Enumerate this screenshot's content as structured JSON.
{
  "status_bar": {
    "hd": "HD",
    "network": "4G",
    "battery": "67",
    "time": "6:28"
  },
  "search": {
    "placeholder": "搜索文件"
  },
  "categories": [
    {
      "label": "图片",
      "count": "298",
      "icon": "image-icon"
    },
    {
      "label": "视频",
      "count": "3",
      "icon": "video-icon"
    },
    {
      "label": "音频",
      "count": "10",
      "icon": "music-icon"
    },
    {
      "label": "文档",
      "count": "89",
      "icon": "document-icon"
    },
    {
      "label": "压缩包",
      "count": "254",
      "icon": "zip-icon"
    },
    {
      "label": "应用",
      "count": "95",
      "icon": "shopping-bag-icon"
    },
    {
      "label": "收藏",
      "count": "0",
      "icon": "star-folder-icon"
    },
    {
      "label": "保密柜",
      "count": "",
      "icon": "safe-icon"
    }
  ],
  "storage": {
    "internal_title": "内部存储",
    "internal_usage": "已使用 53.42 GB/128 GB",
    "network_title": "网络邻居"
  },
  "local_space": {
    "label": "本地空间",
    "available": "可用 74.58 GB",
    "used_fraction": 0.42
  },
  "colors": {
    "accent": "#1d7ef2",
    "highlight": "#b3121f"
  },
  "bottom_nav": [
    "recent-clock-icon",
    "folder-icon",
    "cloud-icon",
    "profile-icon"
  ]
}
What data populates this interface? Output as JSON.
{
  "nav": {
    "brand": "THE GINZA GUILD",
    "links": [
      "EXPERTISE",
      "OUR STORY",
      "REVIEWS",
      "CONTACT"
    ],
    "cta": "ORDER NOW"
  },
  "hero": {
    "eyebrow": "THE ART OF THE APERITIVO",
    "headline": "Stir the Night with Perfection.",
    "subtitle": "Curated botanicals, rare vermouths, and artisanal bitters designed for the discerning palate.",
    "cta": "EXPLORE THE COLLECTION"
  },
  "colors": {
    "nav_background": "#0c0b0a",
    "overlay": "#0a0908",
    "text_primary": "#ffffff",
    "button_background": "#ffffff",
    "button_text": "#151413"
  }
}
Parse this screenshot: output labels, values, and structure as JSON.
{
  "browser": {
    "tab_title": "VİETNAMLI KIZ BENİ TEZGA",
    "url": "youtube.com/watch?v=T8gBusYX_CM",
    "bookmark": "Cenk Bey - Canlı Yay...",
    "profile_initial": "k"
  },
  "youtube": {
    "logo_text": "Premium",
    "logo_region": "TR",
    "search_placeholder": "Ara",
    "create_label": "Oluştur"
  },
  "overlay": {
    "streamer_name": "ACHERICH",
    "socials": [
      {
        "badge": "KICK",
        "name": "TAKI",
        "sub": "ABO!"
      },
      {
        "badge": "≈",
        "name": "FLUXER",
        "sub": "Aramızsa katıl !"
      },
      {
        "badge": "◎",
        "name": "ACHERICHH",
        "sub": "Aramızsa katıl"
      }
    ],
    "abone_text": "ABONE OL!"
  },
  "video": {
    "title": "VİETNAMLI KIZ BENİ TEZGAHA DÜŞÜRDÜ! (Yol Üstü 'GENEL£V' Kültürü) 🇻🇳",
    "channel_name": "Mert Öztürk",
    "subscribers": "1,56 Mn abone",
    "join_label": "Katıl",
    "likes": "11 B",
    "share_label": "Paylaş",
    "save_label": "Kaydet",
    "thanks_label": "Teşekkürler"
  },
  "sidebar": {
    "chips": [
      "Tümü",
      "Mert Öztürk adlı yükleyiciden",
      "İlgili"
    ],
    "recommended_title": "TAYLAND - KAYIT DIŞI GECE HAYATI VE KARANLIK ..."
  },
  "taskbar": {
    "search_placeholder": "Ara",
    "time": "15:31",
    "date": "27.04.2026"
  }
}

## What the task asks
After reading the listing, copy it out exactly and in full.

## Task answer
Enumerate this screenshot's content as structured JSON.
{
  "status_bar": {
    "hd": "HD",
    "network": "4G",
    "battery": "67",
    "time": "6:28"
  },
  "search": {
    "placeholder": "搜索文件"
  },
  "categories": [
    {
      "label": "图片",
      "count": "298",
      "icon": "image-icon"
    },
    {
      "label": "视频",
      "count": "3",
      "icon": "video-icon"
    },
    {
      "label": "音频",
      "count": "10",
      "icon": "music-icon"
    },
    {
      "label": "文档",
      "count": "89",
      "icon": "document-icon"
    },
    {
      "label": "压缩包",
      "count": "254",
      "icon": "zip-icon"
    },
    {
      "label": "应用",
      "count": "95",
      "icon": "shopping-bag-icon"
    },
    {
      "label": "收藏",
      "count": "0",
      "icon": "star-folder-icon"
    },
    {
      "label": "保密柜",
      "count": "",
      "icon": "safe-icon"
    }
  ],
  "storage": {
    "internal_title": "内部存储",
    "internal_usage": "已使用 53.42 GB/128 GB",
    "network_title": "网络邻居"
  },
  "local_space": {
    "label": "本地空间",
    "available": "可用 74.58 GB",
    "used_fraction": 0.42
  },
  "colors": {
    "accent": "#1d7ef2",
    "highlight": "#b3121f"
  },
  "bottom_nav": [
    "recent-clock-icon",
    "folder-icon",
    "cloud-icon",
    "profile-icon"
  ]
}
What data populates this interface? Output as JSON.
{
  "nav": {
    "brand": "THE GINZA GUILD",
    "links": [
      "EXPERTISE",
      "OUR STORY",
      "REVIEWS",
      "CONTACT"
    ],
    "cta": "ORDER NOW"
  },
  "hero": {
    "eyebrow": "THE ART OF THE APERITIVO",
    "headline": "Stir the Night with Perfection.",
    "subtitle": "Curated botanicals, rare vermouths, and artisanal bitters designed for the discerning palate.",
    "cta": "EXPLORE THE COLLECTION"
  },
  "colors": {
    "nav_background": "#0c0b0a",
    "overlay": "#0a0908",
    "text_primary": "#ffffff",
    "button_background": "#ffffff",
    "button_text": "#151413"
  }
}
Parse this screenshot: output labels, values, and structure as JSON.
{
  "browser": {
    "tab_title": "VİETNAMLI KIZ BENİ TEZGA",
    "url": "youtube.com/watch?v=T8gBusYX_CM",
    "bookmark": "Cenk Bey - Canlı Yay...",
    "profile_initial": "k"
  },
  "youtube": {
    "logo_text": "Premium",
    "logo_region": "TR",
    "search_placeholder": "Ara",
    "create_label": "Oluştur"
  },
  "overlay": {
    "streamer_name": "ACHERICH",
    "socials": [
      {
        "badge": "KICK",
        "name": "TAKI",
        "sub": "ABO!"
      },
      {
        "badge": "≈",
        "name": "FLUXER",
        "sub": "Aramızsa katıl !"
      },
      {
        "badge": "◎",
        "name": "ACHERICHH",
        "sub": "Aramızsa katıl"
      }
    ],
    "abone_text": "ABONE OL!"
  },
  "video": {
    "title": "VİETNAMLI KIZ BENİ TEZGAHA DÜŞÜRDÜ! (Yol Üstü 'GENEL£V' Kültürü) 🇻🇳",
    "channel_name": "Mert Öztürk",
    "subscribers": "1,56 Mn abone",
    "join_label": "Katıl",
    "likes": "11 B",
    "share_label": "Paylaş",
    "save_label": "Kaydet",
    "thanks_label": "Teşekkürler"
  },
  "sidebar": {
    "chips": [
      "Tümü",
      "Mert Öztürk adlı yükleyiciden",
      "İlgili"
    ],
    "recommended_title": "TAYLAND - KAYIT DIŞI GECE HAYATI VE KARANLIK ..."
  },
  "taskbar": {
    "search_placeholder": "Ara",
    "time": "15:31",
    "date": "27.04.2026"
  }
}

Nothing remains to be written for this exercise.